At the end of the module students will complete a short, twenty question multiple choice quiz on blackboard. The quiz covers key elements of each lecture and is worth 10% of the overall mark.
Develop a deeper understanding of the various methodological approaches in politics and a better understanding of the drawbacks and benefits of these approaches and of different sources used in research analysis.
Develop their ability to assess, contrast and compare primary and secondary sources used for independent research.
Develop their analytical skills including an ability to assess, contrast and compare primary and secondary sources used for independent research.
Develop communication skills including an ability to effectively articulate coherent, critically-informed analysis to a small and larger groups as well as the ability to interact with colleagues in a constructive manner.

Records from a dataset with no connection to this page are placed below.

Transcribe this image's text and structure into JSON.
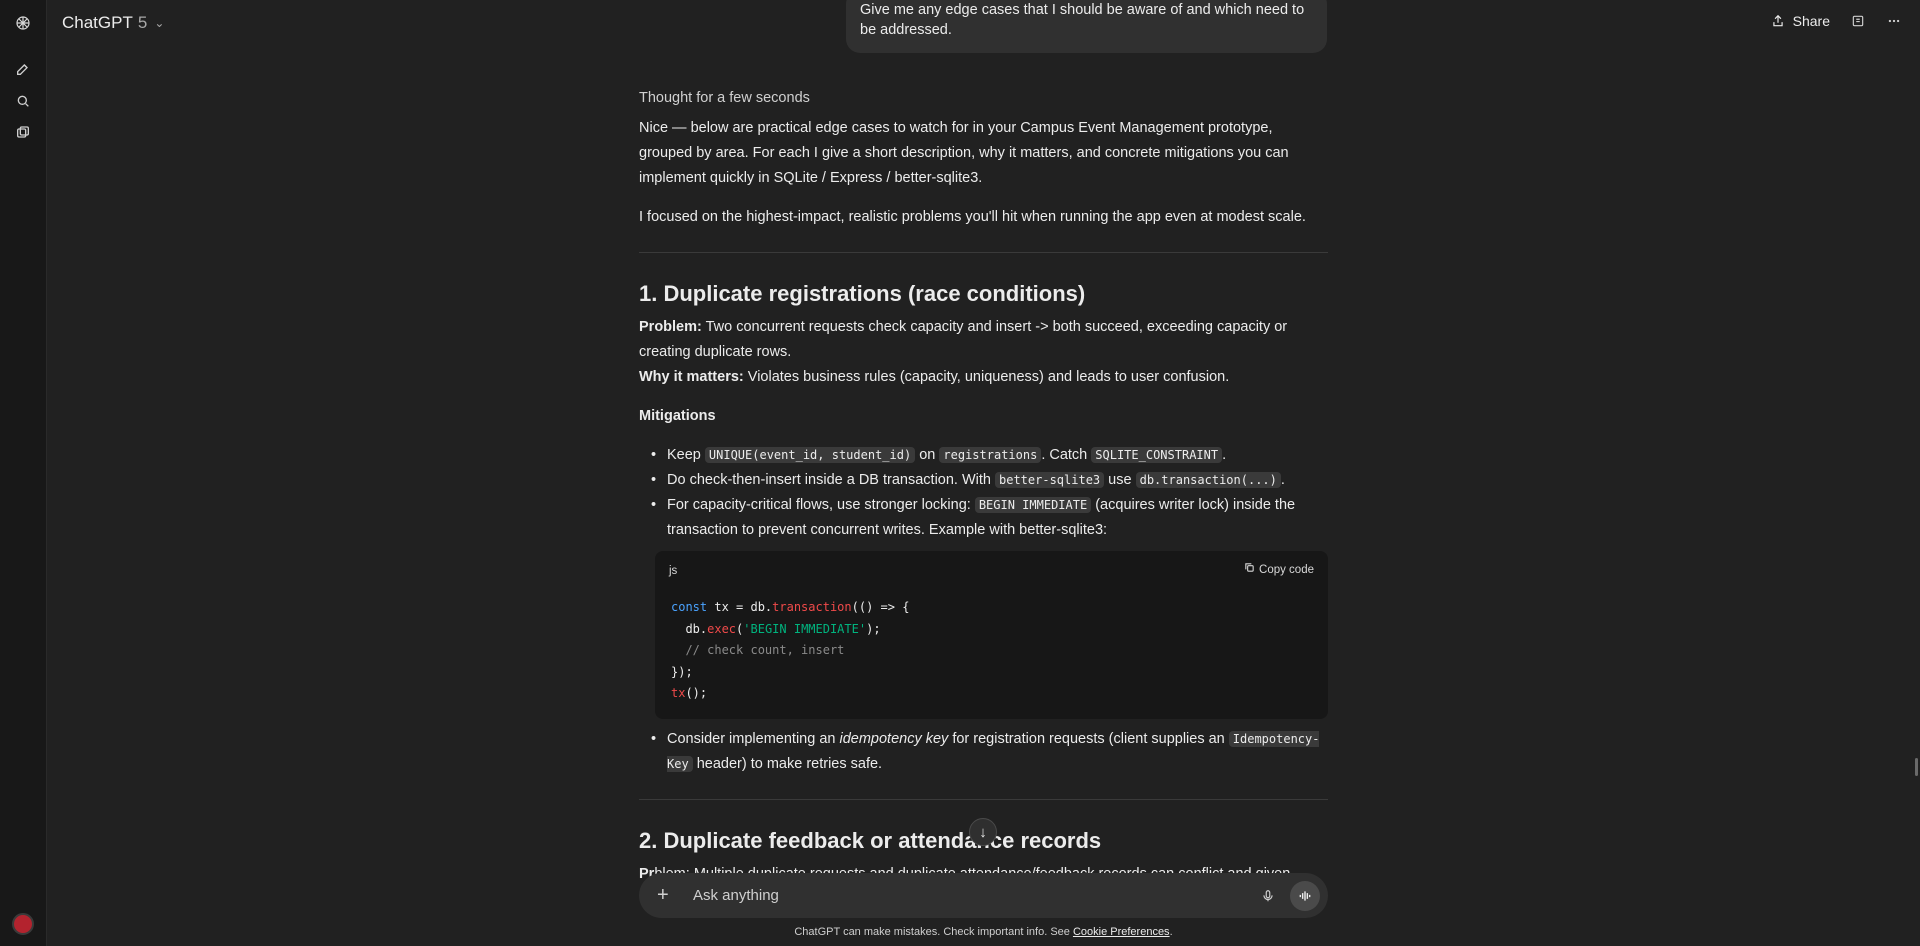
{
  "app": {
    "model_name": "ChatGPT",
    "model_version": "5"
  },
  "topbar": {
    "share_label": "Share"
  },
  "rail": {
    "icons": [
      "logo-icon",
      "new-chat-icon",
      "search-icon",
      "library-icon"
    ]
  },
  "user_message": "Give me any edge cases that I should be aware of and which need to be addressed.",
  "response": {
    "thought": "Thought for a few seconds",
    "intro": "Nice — below are practical edge cases to watch for in your Campus Event Management prototype, grouped by area. For each I give a short description, why it matters, and concrete mitigations you can implement quickly in SQLite / Express / better-sqlite3.",
    "focus": "I focused on the highest-impact, realistic problems you'll hit when running the app even at modest scale.",
    "section1": {
      "title": "1. Duplicate registrations (race conditions)",
      "problem_label": "Problem:",
      "problem_text": " Two concurrent requests check capacity and insert -> both succeed, exceeding capacity or creating duplicate rows.",
      "why_label": "Why it matters:",
      "why_text": " Violates business rules (capacity, uniqueness) and leads to user confusion.",
      "mitigations_label": "Mitigations",
      "b1": {
        "t1": "Keep ",
        "c1": "UNIQUE(event_id, student_id)",
        "t2": " on ",
        "c2": "registrations",
        "t3": ". Catch ",
        "c3": "SQLITE_CONSTRAINT",
        "t4": "."
      },
      "b2": {
        "t1": "Do check-then-insert inside a DB transaction. With ",
        "c1": "better-sqlite3",
        "t2": " use ",
        "c2": "db.transaction(...)",
        "t3": "."
      },
      "b3": {
        "t1": "For capacity-critical flows, use stronger locking: ",
        "c1": "BEGIN IMMEDIATE",
        "t2": " (acquires writer lock) inside the transaction to prevent concurrent writes. Example with better-sqlite3:"
      },
      "code": {
        "lang": "js",
        "copy_label": "Copy code",
        "l1_kw": "const",
        "l1_a": " tx = db.",
        "l1_fn": "transaction",
        "l1_b": "(() => {",
        "l2_a": "  db.",
        "l2_fn": "exec",
        "l2_b": "(",
        "l2_str": "'BEGIN IMMEDIATE'",
        "l2_c": ");",
        "l3_comment": "  // check count, insert",
        "l4": "});",
        "l5_fn": "tx",
        "l5_b": "();"
      },
      "b4": {
        "t1": "Consider implementing an ",
        "em": "idempotency key",
        "t2": " for registration requests (client supplies an ",
        "c1": "Idempotency-Key",
        "t3": " header) to make retries safe."
      }
    },
    "section2": {
      "title": "2. Duplicate feedback or attendance records",
      "partial_label": "Pr",
      "partial_text": "blem: Multiple duplicate requests and duplicate attendance/feedback records can conflict and given"
    }
  },
  "composer": {
    "placeholder": "Ask anything"
  },
  "footer": {
    "text": "ChatGPT can make mistakes. Check important info. See ",
    "link": "Cookie Preferences",
    "end": "."
  }
}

Develop their writing skills including an ability to express concise, logical arguments in written form.
Transferable skills and personal qualities
The module encourages the development of research skills as well as transferable skills such as time management, problem solving and other organizational skills. These skills help develop the students’ CVs with the view to increase their employability in a wide range of careers.
- Problem solving
- Time management and organisational skills
Final Project: 4,000 - 4,550 word worth 65%
Question selection assignment and annotated bibliography:1,500-1,750 words (no 10% leeway) due in week 5 worth 25%
Politics staff will provide feedback on written work within 15 working days of submission.
Students should be aware that all marks are provisional until confirmed by the external examiner and the final examinations boards in June.
For modules that do not have examination components the marks and feedback for the final assessed component are not subject to the 15 working day rule and will be released with the examination results.
You will receive feedback on assessed essays in a standard format. This will rate your essay in terms of various aspects of the argument that you have presented your use of sources and the quality of the style and presentation of the essay. If you have any queries about the feedback that you have received you should make an appointment to see your tutor.
On assessments submitted through Turnitin you will receive feedback via Blackboard. This will include suggestions about ways in which you could improve your work in future. You will also receive feedback on non-assessed coursework, whether this is individual or group work. This may be more informal and may include feedback from peers as well as academic staff
Thomas, Gary. 2013.How to Do Your Research Project: A Guide for Students in Education and Applied Social Sciences. Second Edition edition. Thousand Oaks, CA: SAGE Publications Ltd.
Gschwend, Thomas, and Frank Schimmelfennig. 2007.Research Design in Political Science: How to Practice What They Preach. Palgrave Macmillan.
King, Gary, Robert Keohane, and Sidney Verba. 1994.Designing Social Inquiry: Scientific Inference in Qualitative Research. Princeton; Chichester: Princeton University Press.
Ragin, Charles C. 1989.The Comparative Method: Moving beyond Qualitative and Quantitative Strategies. University of California.
Rossi, Peter H., James D. Wright, and Andy B. Anderson. 2013.Handbook of Survey Research. Academic Press.
|Louise Thompson||Unit coordinator|